See "How long do I have to change my mind after I sign a contract?" on page 8 of the Houston Bar Association's 2018–2019 Consumer Law Handbook.

How old does someone have to be to enter into an enforceable contract?

A person of any age can enter into a contract. But Texas law holds that the contracts of a minor (that is, someone under the age of 18) are generally voidable at the minor’s option. That means that a minor can enforce an agreement he or she enters into with an adult. However, an adult cannot enforce an agreement entered into with a minor. This rule discourages adults from entering into contracts with persons under 18 years of age.

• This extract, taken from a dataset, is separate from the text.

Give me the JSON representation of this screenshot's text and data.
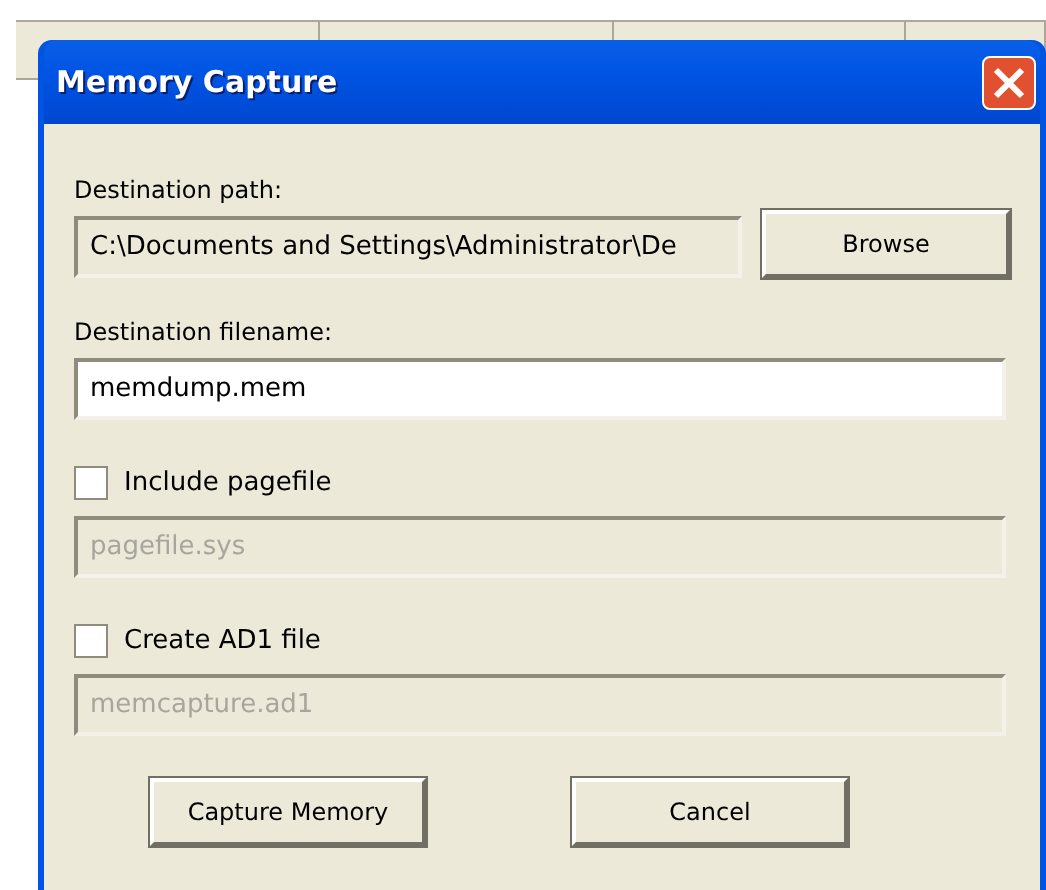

See "How old does someone have to be to enter into an enforceable contract?" on page 8 of the Houston Bar Association's 2018–2019 Consumer Law Handbook.

 

What damages are available if someone breaches a contract?

Every breach of a contract entitles the injured party to sue for damages. The general theory of damages in contract actions is that the injured party should be placed in the same position as if the contract had been properly performed. Thus, the injured party should be compensated in money for the loss of the bargain. Because damages are designed to compensate the injured party, not to punish the breaching party, punitive damages are not available in breach of contract actions.

See "What damages are available if someone breaches a contract?" on pages 8–9 of the Houston Bar Association's 2018–2019 Consumer Law Handbook.

Am I entitled to my attorney’s fees if I hire a lawyer to prosecute my claim?

A party is generally entitled to his or her attorney’s fees from the defendant if he or she hires a lawyer to prosecute a breach of contract claim and later prevails in court. (This does not apply to most tort actions such as negligence.) However, most cases are settled, and as part of the settlement, most parties pay his or her attorney’s fees. You are responsible to your attorney for his or her attorney’s fees regardless of the outcome.

See "Am I entitled to my attorney’s fees if I hire a lawyer to prosecute my claim?" on page 9 of the Houston Bar Association's 2018–2019 Consumer Law Handbook.

 

Click the links below for more information

CLICK HERE For the 2018–19 Houston Bar Association Consumer Law Handbook 

CLICK HERE For the Library of Congress's Contract Law: A Beginner's Guide